I remember it like it was yesterday, the shock that someone in his position would say something like that, knowing I had to challenge it and feeling determined to change things for the better.
It was 2009 and He was the manager of a drug and alcohol service and I was a service user representative, we were at an event about redesigning services to achieve better outcomes. It was called a LEAN review and there were senior managers from drug and alcohol services, probation and mental health services alongside consultants and academics.
I spoke up “I want more than that, I expect more than that”. I went on to describe what happened when I first spoke about wanting to achieve abstinence following 11 years of opiate addiction. The reaction was “You’re doing so well on your methadone, why would you want to risk all that?”. My workers understanding of me and what I aspired to was so far out, it was clear she didn’t know much about me and how I felt about myself.
For the next 10 minutes I off-loaded all my frustrations about being constantly reminded of my deficits. Drug and alcohol services were basically telling me to accept the bare-minimum from life and be grateful to be alive. Probation told me I had poor communication skills and no motivation to change, my last pre-sentence report stated that I had “poor comprehension and possible learning difficulties”. Mental health services spent 90 minutes asking me yes and no questions before deciding there was no clinical diagnosis, I had very low self-esteem and sending me on my way. The jobcentre told me to “accept I would never work in a position of trust and responsibility again”.
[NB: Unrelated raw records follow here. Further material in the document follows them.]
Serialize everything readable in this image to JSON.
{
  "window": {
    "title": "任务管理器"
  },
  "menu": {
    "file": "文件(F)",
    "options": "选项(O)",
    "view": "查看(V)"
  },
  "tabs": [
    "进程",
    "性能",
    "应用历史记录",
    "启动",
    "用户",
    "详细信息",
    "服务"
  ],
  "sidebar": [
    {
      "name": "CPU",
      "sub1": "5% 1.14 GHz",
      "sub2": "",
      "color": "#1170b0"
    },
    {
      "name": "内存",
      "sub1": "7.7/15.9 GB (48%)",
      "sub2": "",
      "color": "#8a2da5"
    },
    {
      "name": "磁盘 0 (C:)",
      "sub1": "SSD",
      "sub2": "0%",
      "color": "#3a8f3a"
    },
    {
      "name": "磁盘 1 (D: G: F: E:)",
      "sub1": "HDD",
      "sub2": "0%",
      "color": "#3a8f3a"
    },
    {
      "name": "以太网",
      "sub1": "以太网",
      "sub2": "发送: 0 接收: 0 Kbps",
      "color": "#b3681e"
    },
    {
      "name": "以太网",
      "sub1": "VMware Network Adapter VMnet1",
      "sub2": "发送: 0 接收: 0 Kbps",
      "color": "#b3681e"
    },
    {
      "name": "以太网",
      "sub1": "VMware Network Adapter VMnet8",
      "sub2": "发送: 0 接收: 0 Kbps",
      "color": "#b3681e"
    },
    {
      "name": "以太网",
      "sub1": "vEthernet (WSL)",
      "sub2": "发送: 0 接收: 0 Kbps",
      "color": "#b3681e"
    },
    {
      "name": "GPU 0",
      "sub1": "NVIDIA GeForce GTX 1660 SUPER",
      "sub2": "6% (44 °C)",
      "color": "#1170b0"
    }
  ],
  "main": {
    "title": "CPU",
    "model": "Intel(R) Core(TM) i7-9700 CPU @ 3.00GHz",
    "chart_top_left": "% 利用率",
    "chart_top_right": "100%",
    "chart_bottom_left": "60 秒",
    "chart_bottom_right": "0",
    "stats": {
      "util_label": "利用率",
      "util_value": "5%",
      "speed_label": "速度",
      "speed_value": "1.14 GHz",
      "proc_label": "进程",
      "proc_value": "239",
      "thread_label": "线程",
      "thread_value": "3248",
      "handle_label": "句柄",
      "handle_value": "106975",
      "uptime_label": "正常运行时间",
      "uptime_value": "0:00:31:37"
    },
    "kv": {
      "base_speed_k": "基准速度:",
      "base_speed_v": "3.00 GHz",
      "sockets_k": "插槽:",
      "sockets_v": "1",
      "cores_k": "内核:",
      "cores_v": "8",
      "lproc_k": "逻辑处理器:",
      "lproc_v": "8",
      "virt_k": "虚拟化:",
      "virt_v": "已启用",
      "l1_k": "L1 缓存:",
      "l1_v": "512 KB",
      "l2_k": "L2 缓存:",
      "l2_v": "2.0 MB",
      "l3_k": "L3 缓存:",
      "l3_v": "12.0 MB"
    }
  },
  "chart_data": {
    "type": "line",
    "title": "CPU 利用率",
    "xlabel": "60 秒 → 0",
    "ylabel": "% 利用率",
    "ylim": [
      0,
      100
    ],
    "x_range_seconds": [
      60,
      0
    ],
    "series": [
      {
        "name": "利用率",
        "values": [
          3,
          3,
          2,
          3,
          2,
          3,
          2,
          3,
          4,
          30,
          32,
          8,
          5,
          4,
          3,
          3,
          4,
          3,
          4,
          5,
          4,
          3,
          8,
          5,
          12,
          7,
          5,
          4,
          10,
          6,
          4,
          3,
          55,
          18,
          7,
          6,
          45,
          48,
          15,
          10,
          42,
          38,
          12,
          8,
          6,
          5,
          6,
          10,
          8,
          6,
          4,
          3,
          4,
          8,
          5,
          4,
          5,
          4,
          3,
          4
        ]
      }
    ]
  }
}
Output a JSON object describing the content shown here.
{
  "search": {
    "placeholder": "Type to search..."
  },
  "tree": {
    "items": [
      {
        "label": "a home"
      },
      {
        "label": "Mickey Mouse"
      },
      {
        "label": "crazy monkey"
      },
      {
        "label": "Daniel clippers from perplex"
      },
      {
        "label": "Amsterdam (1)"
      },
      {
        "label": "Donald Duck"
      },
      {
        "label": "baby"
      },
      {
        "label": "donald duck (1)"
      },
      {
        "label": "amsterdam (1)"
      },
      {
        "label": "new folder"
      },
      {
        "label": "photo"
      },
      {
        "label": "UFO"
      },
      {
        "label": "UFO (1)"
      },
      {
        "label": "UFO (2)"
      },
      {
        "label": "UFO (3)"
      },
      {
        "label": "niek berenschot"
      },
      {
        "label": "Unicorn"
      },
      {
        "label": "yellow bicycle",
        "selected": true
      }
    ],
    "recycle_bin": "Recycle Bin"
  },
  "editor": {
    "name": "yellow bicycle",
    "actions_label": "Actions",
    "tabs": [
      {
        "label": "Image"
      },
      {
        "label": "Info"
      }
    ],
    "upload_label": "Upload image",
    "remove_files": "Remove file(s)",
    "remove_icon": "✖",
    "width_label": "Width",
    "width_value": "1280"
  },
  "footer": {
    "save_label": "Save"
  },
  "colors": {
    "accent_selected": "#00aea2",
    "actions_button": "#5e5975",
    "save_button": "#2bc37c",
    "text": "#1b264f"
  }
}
If you can help decision makers, people in positions of power and responsibility, realise and understand the value of expert by experience knowledge you can help to change systems”
After 10 minutes of putting the world to rights I sat and waited for the reprisals, I expected this room full of senior managers and academics to shoot me down with 101 scientifically proven reasons I was wrong to have ‘unrealistic expectations’ and to hope for more from life. I was red in the face and ready for conflict. What happened next was the opposite of conflict, I looked round the room to see nods and to hear verbal agreements and even some applause.
At times during my time as a service user representative and as a peer mentor I felt some people were patronising me. Because of my own insecurities I doubted that I was being taken seriously, I doubted that I was making a real difference. Four years later something happened which made me realise I was making a difference. The head of community safety was speaking at a personalisation event, she had attended the Lean review in 2009, and she told the participants “It was Matt who made me realise we are not aspiring after enough for our service users. We have to tell ourselves the sky is the limit”.
If you can help decision makers, people in positions of power and responsibility, realise and understand the value of expert by experience knowledge you can help to change systems. People experiencing disadvantage have always had their own understandings of themselves, their situation and what they need to change their lives for the better. By working with decision makers we can change the system from one which sees people as problems which need diagnosing and fixing to one which values people as ‘experts of their own experience’, their feelings, fears, hopes, and aspirations.
About the author:
Matt Kidd is the founder and director of Creative Inclusion, an organisation which finds creative ways of involving people facing disadvantage in decisions which affect them. Matt was inspired to form Creative Inclusion following his involvement in the Lankelly Chase funded ‘Elephants in the room’ project, a social experiment to test the conditions in which decision makers and people with lived experience of disadvantage create solutions together.
Creative Inclusion work as a critical friend to local authorities and larger organisations to ensure the voice of those with lived experience is influencing their thinking, culture and ways of working. Creative Inclusion act as the glue that keeps decision makers, frontline workers and experts by experience together, offering training, mentoring and coaching support to everyone involved in their coproduction work.
As a member of Tameside User Forum (borough of Greater Manchester) Matt advocated for peer support within drug and alcohol treatment and criminal justice services. The Probation Trust responded and worked with individuals with lived experience of the Criminal Justice system to coproduce a mentoring service. After working as employees of the probation trust for two years Matt and a colleague co-founded CLI (Community Led Initiatives), a user-led social enterprise offering mentoring support to people with complex needs. He worked for CLI for 4 years before leaving in July 2017 to form Creative Inclusion.